The aim of this study was to analyze the response of dry goat liver to sub-acute ruminal acidosis induced by a highly concentrated diet. Non-pregnant, non-lactating female Poll-goats (N = 12) were randomly assigned to either a high-concentrate (HG) or a low-concentrate (LG) diet. Low rumen pH was successfully induced with HG (more than 3 h with rumen pH S-transferase was downregulated in the HG group, whereas aldo-keto reductase was upregulated compared in the LG group.
The objective of this study was to evaluate the effect of vitamin D3 (VD3) on the regulation of chicken intestinal β-defensin genes under normal and lipopolysaccharides (LPS) conditions. Four treatment groups were used, including a negative control group, VD3-injection group, LPS-injection group, and both VD3-injection and LPS-injection group.

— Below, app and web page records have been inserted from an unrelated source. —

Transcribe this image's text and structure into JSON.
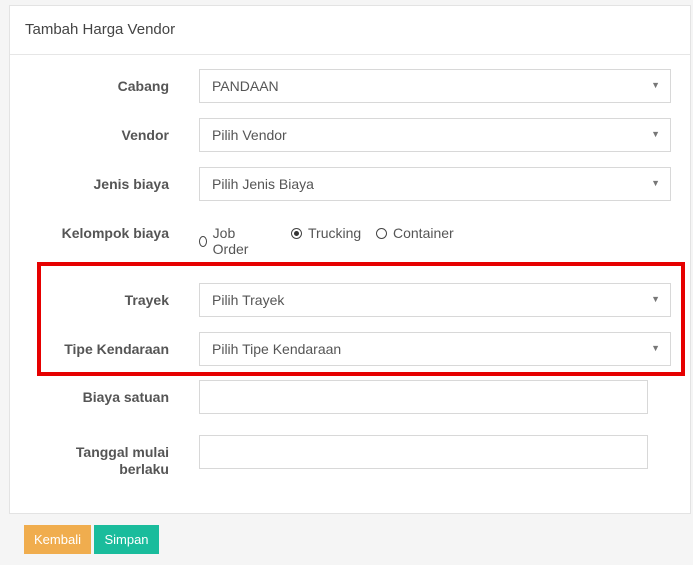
{
  "panel": {
    "title": "Tambah Harga Vendor"
  },
  "form": {
    "cabang": {
      "label": "Cabang",
      "value": "PANDAAN"
    },
    "vendor": {
      "label": "Vendor",
      "value": "Pilih Vendor"
    },
    "jenis_biaya": {
      "label": "Jenis biaya",
      "value": "Pilih Jenis Biaya"
    },
    "kelompok_biaya": {
      "label": "Kelompok biaya",
      "options": [
        {
          "label": "Job Order",
          "checked": false
        },
        {
          "label": "Trucking",
          "checked": true
        },
        {
          "label": "Container",
          "checked": false
        }
      ]
    },
    "trayek": {
      "label": "Trayek",
      "value": "Pilih Trayek"
    },
    "tipe_kendaraan": {
      "label": "Tipe Kendaraan",
      "value": "Pilih Tipe Kendaraan"
    },
    "biaya_satuan": {
      "label": "Biaya satuan",
      "value": ""
    },
    "tanggal_mulai": {
      "label_line1": "Tanggal mulai",
      "label_line2": "berlaku",
      "value": ""
    }
  },
  "footer": {
    "back_label": "Kembali",
    "save_label": "Simpan"
  },
  "colors": {
    "highlight": "#e60000",
    "back_button": "#f0ad4e",
    "save_button": "#1abc9c"
  },
  "icons": {
    "select_caret": "caret-down-icon"
  }
}
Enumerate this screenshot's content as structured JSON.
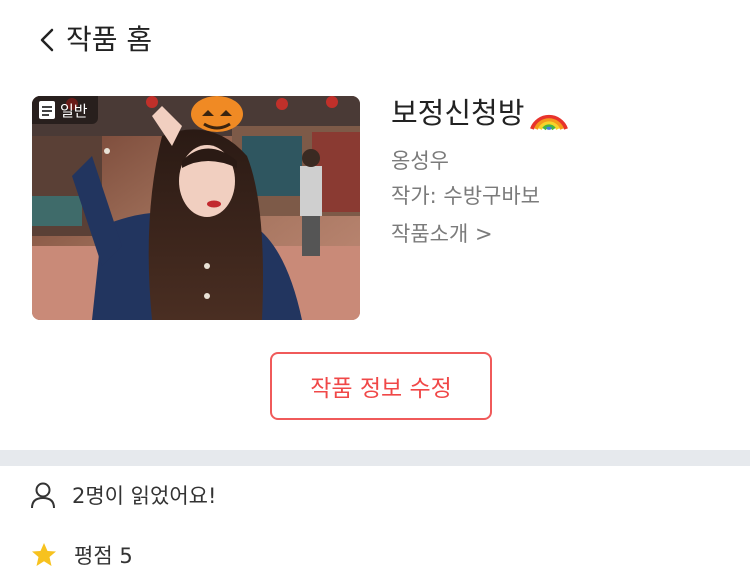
{
  "header": {
    "title": "작품 홈",
    "back_icon": "chevron-left-icon"
  },
  "work": {
    "badge_label": "일반",
    "badge_icon": "document-icon",
    "title": "보정신청방",
    "title_emoji_icon": "rainbow-icon",
    "author": "옹성우",
    "writer": "작가: 수방구바보",
    "intro_link": "작품소개 >"
  },
  "actions": {
    "edit_label": "작품 정보 수정"
  },
  "stats": {
    "readers": "2명이 읽었어요!",
    "readers_icon": "user-icon",
    "rating": "평점 5",
    "rating_icon": "star-icon"
  },
  "colors": {
    "accent": "#f04848",
    "muted_text": "#7b7b7b",
    "divider": "#e6e9ed",
    "star": "#f7c21f"
  }
}
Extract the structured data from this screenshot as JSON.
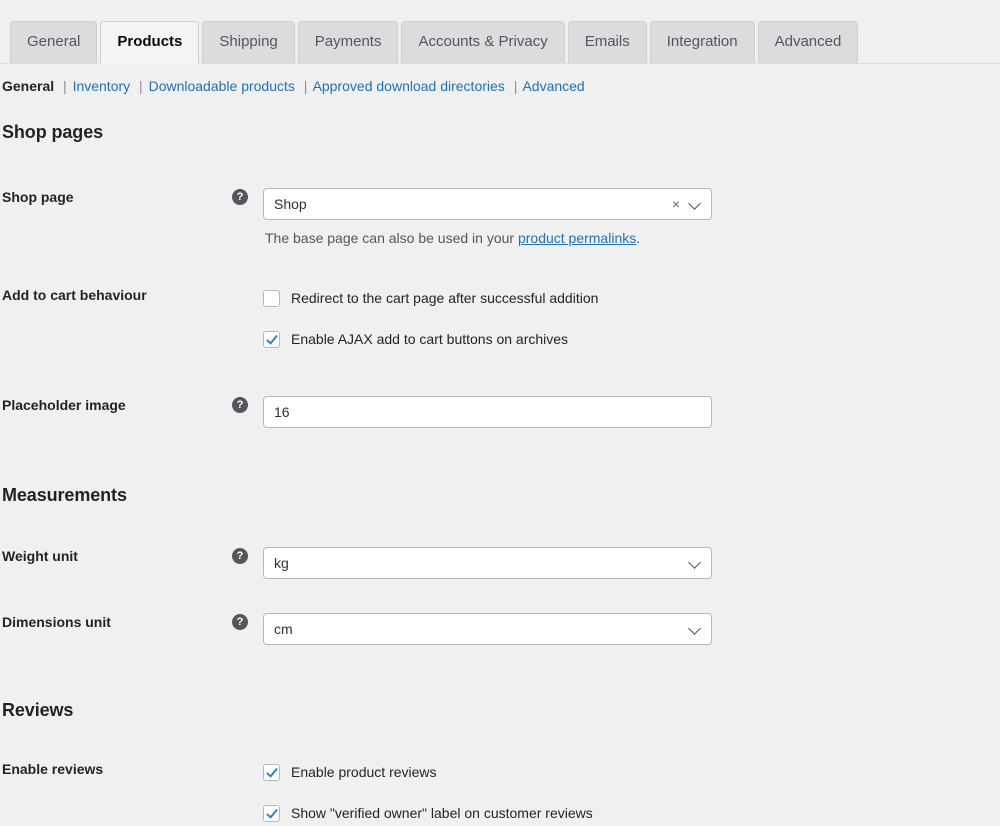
{
  "tabs": [
    {
      "label": "General",
      "active": false
    },
    {
      "label": "Products",
      "active": true
    },
    {
      "label": "Shipping",
      "active": false
    },
    {
      "label": "Payments",
      "active": false
    },
    {
      "label": "Accounts & Privacy",
      "active": false
    },
    {
      "label": "Emails",
      "active": false
    },
    {
      "label": "Integration",
      "active": false
    },
    {
      "label": "Advanced",
      "active": false
    }
  ],
  "subnav": {
    "items": [
      {
        "label": "General",
        "current": true
      },
      {
        "label": "Inventory",
        "current": false
      },
      {
        "label": "Downloadable products",
        "current": false
      },
      {
        "label": "Approved download directories",
        "current": false
      },
      {
        "label": "Advanced",
        "current": false
      }
    ],
    "separator": "|"
  },
  "sections": {
    "shop_pages": {
      "title": "Shop pages",
      "shop_page": {
        "label": "Shop page",
        "help_icon": "question-mark-icon",
        "value": "Shop",
        "clear_icon": "×",
        "chevron_icon": "chevron-down-icon",
        "description_before": "The base page can also be used in your ",
        "description_link": "product permalinks",
        "description_after": "."
      },
      "add_to_cart": {
        "label": "Add to cart behaviour",
        "options": [
          {
            "label": "Redirect to the cart page after successful addition",
            "checked": false
          },
          {
            "label": "Enable AJAX add to cart buttons on archives",
            "checked": true
          }
        ]
      },
      "placeholder_image": {
        "label": "Placeholder image",
        "help_icon": "question-mark-icon",
        "value": "16",
        "placeholder": ""
      }
    },
    "measurements": {
      "title": "Measurements",
      "weight_unit": {
        "label": "Weight unit",
        "help_icon": "question-mark-icon",
        "value": "kg",
        "chevron_icon": "chevron-down-icon"
      },
      "dimensions_unit": {
        "label": "Dimensions unit",
        "help_icon": "question-mark-icon",
        "value": "cm",
        "chevron_icon": "chevron-down-icon"
      }
    },
    "reviews": {
      "title": "Reviews",
      "enable_reviews": {
        "label": "Enable reviews",
        "options": [
          {
            "label": "Enable product reviews",
            "checked": true
          },
          {
            "label": "Show \"verified owner\" label on customer reviews",
            "checked": true
          }
        ]
      }
    }
  },
  "colors": {
    "page_bg": "#f0f0f1",
    "link": "#2271b1",
    "checkbox_check": "#3582c4",
    "tab_inactive_bg": "#dcdcde",
    "tab_active_bg": "#f4f4f5"
  }
}
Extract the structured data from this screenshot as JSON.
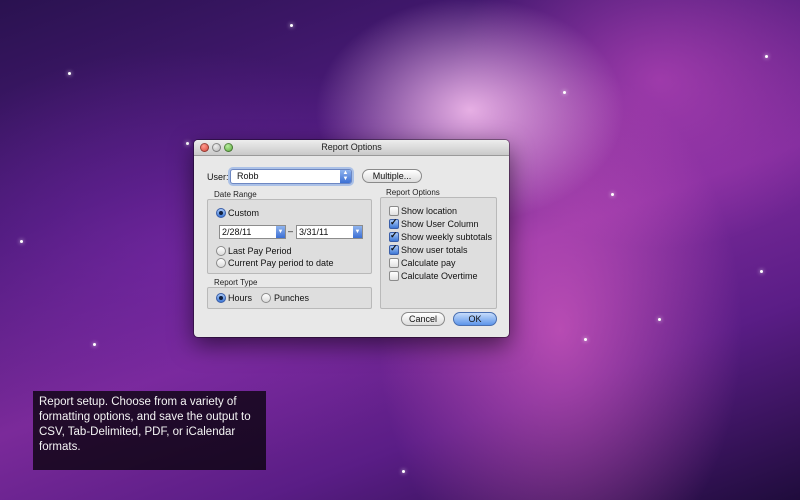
{
  "dialog": {
    "title": "Report Options",
    "user_label": "User:",
    "user_value": "Robb",
    "multiple_button": "Multiple...",
    "date_range": {
      "title": "Date Range",
      "custom_label": "Custom",
      "start_date": "2/28/11",
      "date_separator": "–",
      "end_date": "3/31/11",
      "last_pay_period": "Last Pay Period",
      "current_pay_period": "Current Pay period to date",
      "selected": "Custom"
    },
    "report_type": {
      "title": "Report Type",
      "hours_label": "Hours",
      "punches_label": "Punches",
      "selected": "Hours"
    },
    "report_options": {
      "title": "Report Options",
      "items": [
        {
          "label": "Show location",
          "checked": false
        },
        {
          "label": "Show User Column",
          "checked": true
        },
        {
          "label": "Show weekly subtotals",
          "checked": true
        },
        {
          "label": "Show user totals",
          "checked": true
        },
        {
          "label": "Calculate pay",
          "checked": false
        },
        {
          "label": "Calculate Overtime",
          "checked": false
        }
      ]
    },
    "cancel_button": "Cancel",
    "ok_button": "OK"
  },
  "caption": {
    "text": "Report setup. Choose from a variety of formatting options, and save the output to CSV, Tab-Delimited, PDF, or iCalendar formats."
  }
}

The influence of ruminal acidosis on ruminal microbiology and metabolite production has received considerable attention, but little is known regarding the systemic manifestations that arise from ruminal acidosis. Lipopolysaccharide (LPS) is released in the gastrointestinal tract upon ingestion of high-grain or high-fat diets, and it has been implicated in the etiology of multiple energy- and lipid-related metabolic disturbances in ruminants. The liver plays a crucial role in the acute phase response to intruding pathogens.

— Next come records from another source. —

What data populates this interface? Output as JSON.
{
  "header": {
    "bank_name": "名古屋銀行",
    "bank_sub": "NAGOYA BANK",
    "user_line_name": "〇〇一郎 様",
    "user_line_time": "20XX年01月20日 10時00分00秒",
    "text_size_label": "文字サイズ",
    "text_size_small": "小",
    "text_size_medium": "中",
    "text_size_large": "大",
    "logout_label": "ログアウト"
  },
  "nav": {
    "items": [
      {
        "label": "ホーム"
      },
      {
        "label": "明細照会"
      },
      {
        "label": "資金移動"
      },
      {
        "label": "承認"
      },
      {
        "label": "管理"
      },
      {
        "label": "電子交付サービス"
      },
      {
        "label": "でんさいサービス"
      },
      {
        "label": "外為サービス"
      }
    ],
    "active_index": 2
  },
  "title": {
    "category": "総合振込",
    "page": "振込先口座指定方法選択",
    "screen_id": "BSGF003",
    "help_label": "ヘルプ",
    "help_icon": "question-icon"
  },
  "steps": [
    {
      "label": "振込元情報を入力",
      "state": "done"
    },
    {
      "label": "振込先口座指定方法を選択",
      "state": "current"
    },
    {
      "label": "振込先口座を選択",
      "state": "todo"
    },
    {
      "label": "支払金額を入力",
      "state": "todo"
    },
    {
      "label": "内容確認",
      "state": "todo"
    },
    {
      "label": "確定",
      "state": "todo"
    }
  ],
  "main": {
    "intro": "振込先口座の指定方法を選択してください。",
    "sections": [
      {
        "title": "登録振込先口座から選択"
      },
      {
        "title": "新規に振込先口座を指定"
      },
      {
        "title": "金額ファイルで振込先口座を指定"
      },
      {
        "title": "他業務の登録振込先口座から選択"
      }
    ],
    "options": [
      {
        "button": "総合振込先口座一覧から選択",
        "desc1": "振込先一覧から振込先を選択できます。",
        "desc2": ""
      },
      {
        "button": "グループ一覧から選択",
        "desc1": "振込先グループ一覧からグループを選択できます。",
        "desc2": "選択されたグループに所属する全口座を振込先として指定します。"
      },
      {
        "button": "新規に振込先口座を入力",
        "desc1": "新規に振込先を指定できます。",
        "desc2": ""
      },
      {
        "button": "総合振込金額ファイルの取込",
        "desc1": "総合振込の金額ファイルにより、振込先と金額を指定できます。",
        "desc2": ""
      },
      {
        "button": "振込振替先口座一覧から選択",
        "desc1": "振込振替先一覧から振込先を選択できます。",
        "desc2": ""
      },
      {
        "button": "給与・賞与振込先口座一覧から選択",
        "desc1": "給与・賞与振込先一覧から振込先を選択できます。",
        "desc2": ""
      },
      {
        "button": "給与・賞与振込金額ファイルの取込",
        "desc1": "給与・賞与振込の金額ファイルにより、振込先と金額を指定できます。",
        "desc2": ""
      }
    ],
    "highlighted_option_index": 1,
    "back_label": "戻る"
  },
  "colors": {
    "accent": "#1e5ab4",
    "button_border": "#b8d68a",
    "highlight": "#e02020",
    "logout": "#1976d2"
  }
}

We observed the effect of hydrogen-rich medium on lipopolysaccharide (LPS)-induced human umbilical vein endothelial cells (HUVECs), hyaline leukocyte conglutination, and permeability of the endothelium. Endotheliocytes were inoculated on 6-well plates and randomly divided into 4 groups: control, H2, LPS, LPS+H2, H2, and LPS+H2 in saturated hydrogen-rich medium.